Tuesday, February 19, 2008

Thousand Dollar Poem

An Ivory-billed Woodpecker glides through an Arkansas Swamp. In 2003, I entered a contest sponsored by the Poets' Roundtable of Arkansas. One of the categories each year is a poem with an Arkansas theme. It is open to Arkansas residents only (I was living there at the time) and the poem must be original, historically accurate, and unpublished. Poets must provide a bibliography showing their research on the poem. The prize is one thousand dollars. Now if you are a poet, you know that's hitting the jackpot. I won. The theme that year was the role of Arkansas in the Louisiana Purchase. I became a local celeb at open-mikes in the area. I haven't won enough since to by a latte at Starbuck's, but it paid my postage to other contests for a year or so.


West of the colonies,
wild and untamed,
lay a vast stretch of wilderness
owned by the French.

To the south, gulf breezes
cooled old New Orleans.
To the north was Canada’s
vast timbered realm.

In between there was Arkansas,
harsh and unyielding.
Caddo and Quapaw
had managed to stay.

In 1803 the French
had to sell it.
The young U.S. bought it
and moved on its claim.

They needed a marker
to anchor their survey.
A marker, in Arkansas’s
dark river swamps.

North from the mouth
of the Arkansas river.
West from the mouth
of the St Francis too.

Robbins met Brown on
the 10th of November,
In a swamp full of
Cypress and Tupelo gum.

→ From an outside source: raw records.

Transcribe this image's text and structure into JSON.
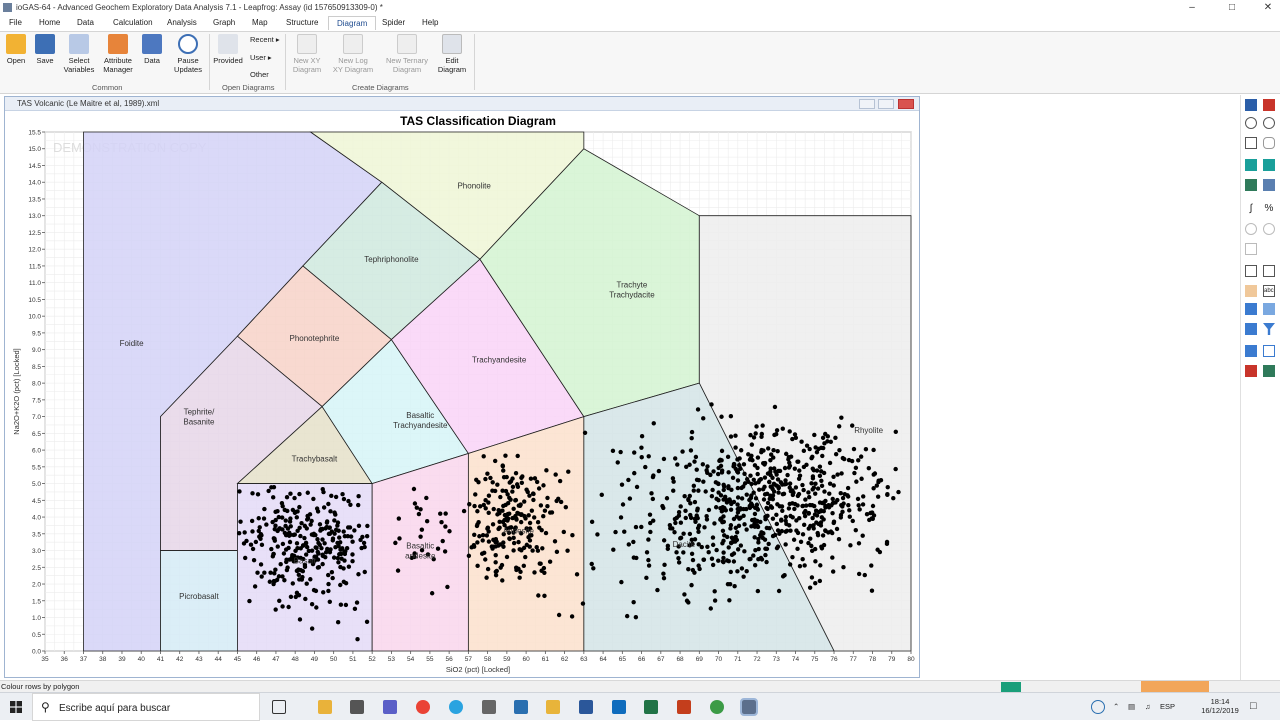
{
  "window": {
    "title": "ioGAS-64 - Advanced Geochem Exploratory Data Analysis 7.1 - Leapfrog: Assay (id 157650913309-0) *"
  },
  "menu": [
    "File",
    "Home",
    "Data",
    "Calculation",
    "Analysis",
    "Graph",
    "Map",
    "Structure",
    "Diagram",
    "Spider",
    "Help"
  ],
  "ribbon": {
    "open": "Open",
    "save": "Save",
    "select_variables_1": "Select",
    "select_variables_2": "Variables",
    "attribute_manager_1": "Attribute",
    "attribute_manager_2": "Manager",
    "data": "Data",
    "pause_updates_1": "Pause",
    "pause_updates_2": "Updates",
    "group_common": "Common",
    "provided": "Provided",
    "recent": "Recent",
    "user": "User",
    "other": "Other",
    "group_open": "Open Diagrams",
    "new_xy_1": "New XY",
    "new_xy_2": "Diagram",
    "new_log_1": "New Log",
    "new_log_2": "XY Diagram",
    "new_ternary_1": "New Ternary",
    "new_ternary_2": "Diagram",
    "edit_1": "Edit",
    "edit_2": "Diagram",
    "group_create": "Create Diagrams"
  },
  "document": {
    "title": "TAS Volcanic (Le Maitre et al, 1989).xml"
  },
  "chart_data": {
    "type": "scatter",
    "title": "TAS Classification Diagram",
    "watermark": "DEMONSTRATION COPY",
    "xlabel": "SiO2 (pct) [Locked]",
    "ylabel": "Na2O+K2O (pct) [Locked]",
    "xlim": [
      35,
      80
    ],
    "ylim": [
      0,
      15.5
    ],
    "xticks": [
      "35",
      "36",
      "37",
      "38",
      "39",
      "40",
      "41",
      "42",
      "43",
      "44",
      "45",
      "46",
      "47",
      "48",
      "49",
      "50",
      "51",
      "52",
      "53",
      "54",
      "55",
      "56",
      "57",
      "58",
      "59",
      "60",
      "61",
      "62",
      "63",
      "64",
      "65",
      "66",
      "67",
      "68",
      "69",
      "70",
      "71",
      "72",
      "73",
      "74",
      "75",
      "76",
      "77",
      "78",
      "79",
      "80"
    ],
    "yticks": [
      "0.0",
      "0.5",
      "1.0",
      "1.5",
      "2.0",
      "2.5",
      "3.0",
      "3.5",
      "4.0",
      "4.5",
      "5.0",
      "5.5",
      "6.0",
      "6.5",
      "7.0",
      "7.5",
      "8.0",
      "8.5",
      "9.0",
      "9.5",
      "10.0",
      "10.5",
      "11.0",
      "11.5",
      "12.0",
      "12.5",
      "13.0",
      "13.5",
      "14.0",
      "14.5",
      "15.0",
      "15.5"
    ],
    "fields": [
      {
        "label": "Foidite",
        "color": "#d4d2f7",
        "poly": [
          [
            37,
            0
          ],
          [
            41,
            0
          ],
          [
            41,
            7
          ],
          [
            45,
            9.4
          ],
          [
            48.4,
            11.5
          ],
          [
            52.5,
            14
          ],
          [
            48.8,
            15.5
          ],
          [
            37,
            15.5
          ]
        ],
        "lx": 39.5,
        "ly": 9.2
      },
      {
        "label": "Phonolite",
        "color": "#eef6d6",
        "poly": [
          [
            48.8,
            15.5
          ],
          [
            63,
            15.5
          ],
          [
            63,
            15
          ],
          [
            57.6,
            11.7
          ],
          [
            52.5,
            14
          ]
        ],
        "lx": 57.3,
        "ly": 13.9
      },
      {
        "label": "Tephriphonolite",
        "color": "#cfe9de",
        "poly": [
          [
            52.5,
            14
          ],
          [
            57.6,
            11.7
          ],
          [
            53,
            9.3
          ],
          [
            48.4,
            11.5
          ]
        ],
        "lx": 53,
        "ly": 11.7
      },
      {
        "label": "Phonotephrite",
        "color": "#f7d2c8",
        "poly": [
          [
            48.4,
            11.5
          ],
          [
            53,
            9.3
          ],
          [
            49.4,
            7.3
          ],
          [
            45,
            9.4
          ]
        ],
        "lx": 49,
        "ly": 9.35
      },
      {
        "label": "Tephrite/\nBasanite",
        "color": "#e6d6e7",
        "poly": [
          [
            41,
            3
          ],
          [
            41,
            7
          ],
          [
            45,
            9.4
          ],
          [
            49.4,
            7.3
          ],
          [
            45,
            5
          ],
          [
            45,
            3
          ]
        ],
        "lx": 43,
        "ly": 7
      },
      {
        "label": "Trachybasalt",
        "color": "#e5e0c9",
        "poly": [
          [
            45,
            5
          ],
          [
            49.4,
            7.3
          ],
          [
            52,
            5
          ]
        ],
        "lx": 49,
        "ly": 5.75
      },
      {
        "label": "Basaltic\nTrachyandesite",
        "color": "#d6f4f7",
        "poly": [
          [
            49.4,
            7.3
          ],
          [
            53,
            9.3
          ],
          [
            57,
            5.9
          ],
          [
            52,
            5
          ]
        ],
        "lx": 54.5,
        "ly": 6.9
      },
      {
        "label": "Trachyandesite",
        "color": "#f9d4f7",
        "poly": [
          [
            53,
            9.3
          ],
          [
            57.6,
            11.7
          ],
          [
            63,
            7
          ],
          [
            57,
            5.9
          ]
        ],
        "lx": 58.6,
        "ly": 8.7
      },
      {
        "label": "Trachyte\nTrachydacite",
        "color": "#d3f3d1",
        "poly": [
          [
            57.6,
            11.7
          ],
          [
            63,
            15
          ],
          [
            69,
            13
          ],
          [
            69,
            8
          ],
          [
            63,
            7
          ]
        ],
        "lx": 65.5,
        "ly": 10.8
      },
      {
        "label": "Rhyolite",
        "color": "#ededed",
        "poly": [
          [
            69,
            13
          ],
          [
            80,
            13
          ],
          [
            80,
            0
          ],
          [
            76,
            0
          ],
          [
            69,
            8
          ]
        ],
        "lx": 77.8,
        "ly": 6.6
      },
      {
        "label": "Picrobasalt",
        "color": "#d5ebf6",
        "poly": [
          [
            41,
            0
          ],
          [
            45,
            0
          ],
          [
            45,
            3
          ],
          [
            41,
            3
          ]
        ],
        "lx": 43,
        "ly": 1.65
      },
      {
        "label": "Basalt",
        "color": "#e4dbf7",
        "poly": [
          [
            45,
            0
          ],
          [
            52,
            0
          ],
          [
            52,
            5
          ],
          [
            45,
            5
          ]
        ],
        "lx": 48.5,
        "ly": 2.7
      },
      {
        "label": "Basaltic\nandesite",
        "color": "#f9d6ec",
        "poly": [
          [
            52,
            0
          ],
          [
            57,
            0
          ],
          [
            57,
            5.9
          ],
          [
            52,
            5
          ]
        ],
        "lx": 54.5,
        "ly": 3
      },
      {
        "label": "Andesite",
        "color": "#fbe0cc",
        "poly": [
          [
            57,
            0
          ],
          [
            63,
            0
          ],
          [
            63,
            7
          ],
          [
            57,
            5.9
          ]
        ],
        "lx": 59.6,
        "ly": 3.6
      },
      {
        "label": "Dacite",
        "color": "#d3e4e6",
        "poly": [
          [
            63,
            0
          ],
          [
            76,
            0
          ],
          [
            69,
            8
          ],
          [
            63,
            7
          ]
        ],
        "lx": 68.2,
        "ly": 3.2
      }
    ],
    "clusters": [
      {
        "x": [
          45,
          52
        ],
        "y": [
          0.3,
          4.9
        ],
        "n": 300,
        "cx": 48.6,
        "cy": 3.2,
        "sx": 1.6,
        "sy": 0.9
      },
      {
        "x": [
          52,
          57
        ],
        "y": [
          1.2,
          5.0
        ],
        "n": 30,
        "cx": 54.5,
        "cy": 3.3,
        "sx": 1.3,
        "sy": 0.8
      },
      {
        "x": [
          57,
          63
        ],
        "y": [
          0.3,
          5.9
        ],
        "n": 220,
        "cx": 59.4,
        "cy": 3.9,
        "sx": 1.2,
        "sy": 0.9
      },
      {
        "x": [
          63,
          76
        ],
        "y": [
          0.4,
          7.5
        ],
        "n": 380,
        "cx": 70.5,
        "cy": 4.1,
        "sx": 3.0,
        "sy": 1.2
      },
      {
        "x": [
          70,
          79.5
        ],
        "y": [
          1.8,
          7.2
        ],
        "n": 340,
        "cx": 74,
        "cy": 4.7,
        "sx": 2.6,
        "sy": 1.0
      }
    ],
    "grid": true
  },
  "toolbar_icons": [
    "zoom-in-icon",
    "zoom-out-icon",
    "pan-icon",
    "eye-icon",
    "legend-icon",
    "formula-icon",
    "percent-icon",
    "polygon-icon",
    "label-icon",
    "lock-icon",
    "filter-icon"
  ],
  "status": {
    "text": "Colour rows by polygon"
  },
  "taskbar": {
    "search_placeholder": "Escribe aquí para buscar",
    "lang": "ESP",
    "time": "18:14",
    "date": "16/12/2019"
  }
}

In 1815, they marked
two gum trees.
Base line and meridian
for westward expansion.

In six square mile townships
the new frontier grew.
All measured their boundaries
from an Arkansas swamp.
The settlers came,
moved partly by greed.
The Indians left,
without charity.

Modern surveys confirm it.
The point was the right one.
Those two stately gums
in an Arkansas swamp.

So the West was established,
and new States were added,
by shooting a line to
where Robbins met Brown

at the Tupelo gums
in an Arkansas swamp,
where few folks had been,
and few want to go.

The Louisiana Purchase
of President Jefferson.
Explored by the duo of
Lewis and Clark.

Was mapped and divided
by using two gum trees.
Deep in the heart
of an Arkansas Swamp.